Photographer. Podcaster. Blogger. Reverse Engineer.

Finally got around to watching Bezo’s Blue Origin presentation. Exciting stuff. An observation: I trust Bezos to pragmatically conquer space while Musk forces his way there. Two different approaches. Both needed.

Speaking of amazing space images, this amateur image of the Large Magellanic Cloud is so cool. Go here and use scroll-wheel to zoooooom in. Or download it. /via samgrover on Micro.blog

Hubble’s Legacy Field

I don’t cover space nearly enough here on my blog. I miss the days of writing Space Bits with my friend Yaron Schoen.

Sometimes announcements of new images of our vast Universe just seem to float by with the deluge of information we’re bombarded with every single day. However, I figured this new image from Hubble worthy of taking the time to note.

The Hubble Legacy Field is yet another unfathomable achievement from that team. In the 90s the Hubble Deep Field showed us thousands of galaxies. It was mind blowing to see so much in one image. In the early 2000s came the Ultra Deep Field images which showed 10,000 galaxies! Then came the eXtreme Deep Field which was a collection of exposures over a 10 year period resulting in a look deep into the Universe’s past by focusing on just a tiny area of the original Deep Field viewport.

Now comes Legacy Field, a 16-year set of 7,500 individual exposures, to show us a wide view of 265,000 galaxies. 265,000 galaxies. Each likely hold billions, perhaps trillions of stars – each likely as big or bigger than our own home star – with countless planets orbiting each.

Only Hubble could accomplish this image. Fascinating stuff. An incredible achievement that took a lot of patience and endurance to pull off.

I wish space research, observation, and exploration had 100-times the funding it does currently.

What I saw this week #56 – February 15, 2019

See more in this series.

Capturing Starman from Earth

Rogelio Bernal Andreo:

Astrophotography can be applied in many different ways.
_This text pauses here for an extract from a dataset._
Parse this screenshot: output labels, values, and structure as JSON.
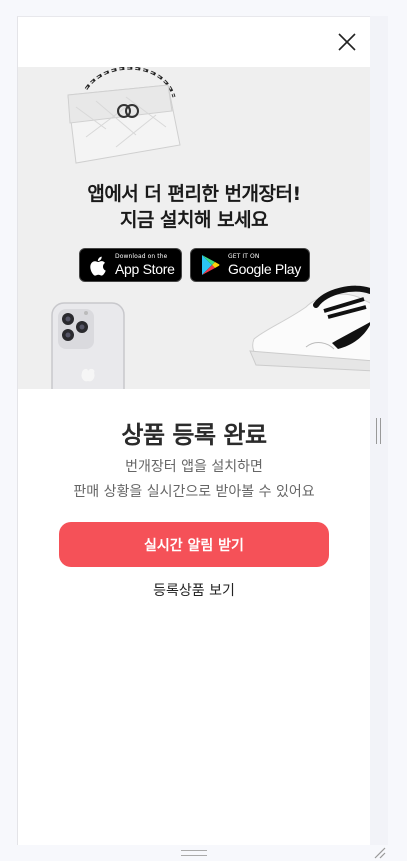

I utilize technology that allows me to capture ancient photons so that I can later process and create my own interpretation of the data captured, effectively blending art and science like not many other disciplines do, but I don’t usually track “small pixels in space” (aka comets, asteroids and yes, even spacecrafts) as some of my peers do. Yet, surely enough, comes the day when someone decides to launch a cool red car “driven” by a dummy in an astronaut costume, I had but to go for it! Yeah, red sports cars make even tiny pixels look cool!

Capturing the Tesla while it speeds through the night sky was no easy task. Read his entire post to see how he did it.

/via Space.com who didn’t directly link to his blog. Why do online publications do this? It is evil.

I literally can’t even right now…

I’m so glad I watched the Falcon Heavy launch live. That is a moment I’ll remember for many years.

Shooting a car at Mars

Space X  (watch this video):

The first test flight of Falcon Heavy is targeted for Tuesday, Feb. 6th at 1:30 PM ET from Launch Complex 39A at Kennedy Space Center in Florida. When Falcon Heavy lifts off, it will be the most powerful operational rocket in the world by a factor of two.

With the ability to lift into orbit nearly 64 metric tons (141,000 lb)—a mass greater than a 737 jetliner loaded with passengers, crew, luggage and fuel–Falcon Heavy can lift more than twice the payload of the next closest operational vehicle, the Delta IV Heavy, at one-third the cost.

That’s tomorrow. And what this release doesn’t state is that they are putting a Tesla Roadster (which has a starting price of $250,000 USD) in Falcon Heavy’s cargo bay and, wait for it… are shooting it into orbit around Mars.

A luxury sports car is being shot from Earth to Mars. This is something that is happening tomorrow.

Space X just did a static fire of Falcon Heavy. Fast-forward to 16 minutes.

Dynamicland

Dynamicland:

We are inventing a new computational medium where people work together with real objects in the real world, not alone with virtual objects on a screen.

From Bret Victor and others.

Swoon.